London’s such a great city to traverse on foot that it’s easy to forget the fact that it’s also home to one of the world’s most famous rivers: the Thames. England’s longest river may not boast the stunning natural beauty of the Amazon or the mythical status of the Nile, but it’s the life source of the city, and the reason it’s the country’s capital, and to this day a ride on the river is one of the best ways to experience London. Various companies offer cruises of different lengths and prices, but some iconic sights will be taken in by many or all of them.
These include the London Eye, which since its opening as part of the millennium celebrations in the year 2000 has become a prominent feature of the London skyline. While it’s renowned as a great place from which to gaze at the rest of the city, it’s a pretty impressive sight in itself and is one of the highest Ferris wheels in the world. Another of London’s most famous riverside sights is the Tower of London, which was famously used to hold prisoners for almost a millennium (a lesser known fact is that among its last prisoners, in the 1950s, were the notorious East End gangsters Ronnie and Reggie Kray).While the incarceration of high-profile criminals remains its most famous function, the Tower has actually served a great deal of other purposes over the centuries, including as a royal residence for the likes of Richard the Lionheart, Henry III, and even as far back as William the Conqueror.The Tower is brilliantly preserved, as you’d expect from one of London’s most-visited tourist destinations, and is a beautiful sight to gaze upon as you bob along the Thames. Thames river cruises start from a variety of locations, but for taking in London’s most iconic waterfront sights, not to mention its myriad other attractions, a city centre location is by far the best. If you’re on the lookout for luxury boutique hotels in central London, the Montcalm at the Brewery London City is a beautiful property conveniently located near both Barbican and Moorgate tube stations.
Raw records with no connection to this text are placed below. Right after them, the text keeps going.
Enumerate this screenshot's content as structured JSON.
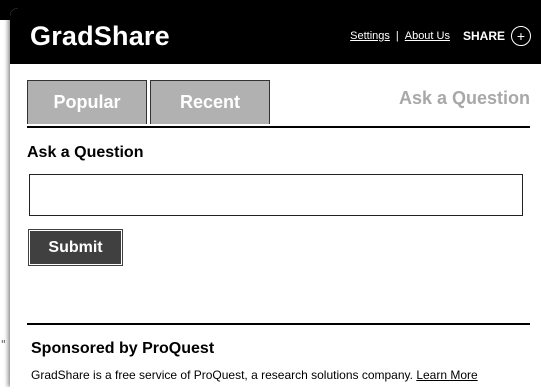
{
  "header": {
    "brand": "GradShare",
    "links": {
      "settings": "Settings",
      "separator": "|",
      "about": "About Us"
    },
    "share_label": "SHARE",
    "share_icon": "+"
  },
  "tabs": {
    "popular": "Popular",
    "recent": "Recent",
    "ask": "Ask a Question"
  },
  "ask_section": {
    "title": "Ask a Question",
    "input_value": "",
    "submit_label": "Submit"
  },
  "sponsor": {
    "title": "Sponsored by ProQuest",
    "text": "GradShare is a free service of ProQuest, a research solutions company.",
    "learn_more": "Learn More"
  },
  "colors": {
    "header_bg": "#000000",
    "tab_bg": "#b1b1b1",
    "tab_active_text": "#a8a8a8",
    "submit_bg": "#404040"
  }
}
No discussion of the sights of the Thames would be complete without mentioning the Houses of Parliament. The Palace of Westminster, as the Houses are officially known, encompasses the House of Commons, House of Lords, and Elizabeth Tower – universally known by the name of its bell, Big Ben. The oldest part of the buildings dates back to the 11th century, and this site has been the seat of British democracy for eight hundred years. Originally built as a royal palace, it was the primary residence of the kings of England until it was ravaged by fire in 1512. Rising from the ashes of this and another significant fire in the nineteenth century, as well as surviving the ravages of the Blitz, the Houses of Parliament today are as regally impressive as ever.